Urban Farm to Table
Set to teach urban farming at the Club this fall, Jonathon Walsh explains the beneﬁts of getting your hands dirty.
A few weeks before the devastating earthquake and tsunami struck northern Japan in 2011, the New Zealand city of Christchurch was rocked by a 6.3-magnitude quake that left 185 people dead. The cataclysms proved transformational for Kiwi and longtime Japan resident Jonathon Walsh.
Convinced that Tokyo would be hit by food shortages in the event of a major earthquake, he decided to start growing his own produce. Walsh, who is a business writer and editor by trade, has become consumed with encouraging people to try organic urban farming.
“The main goal is to boost food self-sufficiency and also to cut down on food production-related pollution,” says Walsh, 44. “Most of the food that we buy from supermarkets has been sprayed with pesticides and preservatives to keep it fresh. I want to cut down on the chemicals my family consumes through food. The simple way to do that is to grow food myself without chemicals.”
Walsh began urban farming in 2012. He rents a 15-square-meter plot (a little bigger than a standard parking spot) in a community garden near his home in Tokyo’s Itabashi. He fertilizes the garden with liquid compost and uses netting to keep away insects.
In one summer, Walsh can grow up to 1,800 mini tomatoes and 400 cucumbers—too much for his own family, so he gives some away. He also grows lettuce, spinach, herbs, komatsuna (Japanese mustard spinach) and mizuna (Japanese greens).

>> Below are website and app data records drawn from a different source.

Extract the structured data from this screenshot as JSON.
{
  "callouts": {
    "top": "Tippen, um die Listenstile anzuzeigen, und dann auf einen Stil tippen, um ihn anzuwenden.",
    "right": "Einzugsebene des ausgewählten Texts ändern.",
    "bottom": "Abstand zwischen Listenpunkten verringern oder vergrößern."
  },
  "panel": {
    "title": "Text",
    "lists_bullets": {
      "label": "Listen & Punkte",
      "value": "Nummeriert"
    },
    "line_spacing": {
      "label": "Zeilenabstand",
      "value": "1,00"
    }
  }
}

Aside from the health benefits, an urban farm can be a money saver. The annual rent for the garden is ¥5,500, and Walsh believes it would cost up to 10 times that to buy the equivalent produce at a supermarket.
Walsh’s company, Business Grow, has been working with Tokyo International School for four years. He has taught hundreds of kids how to cultivate almost any sunlit area, and he has held workshops on raised gardens and transforming discarded 2-liter plastic bottles into planters to hang on the schoolyard fence.
“The kids are learning food-production skills that their grandparents’ generation took for granted,” he says.
Walsh, who set up a rooftop garden for the manager of a building in Tokyo’s Ginza shopping district (the plot has yielded an array of salad ingredients), says the city’s flat rooftops hold great potential as urban farms and he wants to demonstrate this to more businesses and schools.
From September, Walsh will teach the essentials of organic urban farming as part of the Women’s Group’s fall semester of enrichment programs.
“Cities like Tokyo could massively increase their food production and this can also help the food needs of homeless people,” says Walsh, who has supported local charity Second Harvest Japan. “For people who are interested in organic food, growing your own produce without chemicals is the closest you’ll get. And it’s really cheap and really fun.”
Words: Tim Hornyak
Image: Steve Morin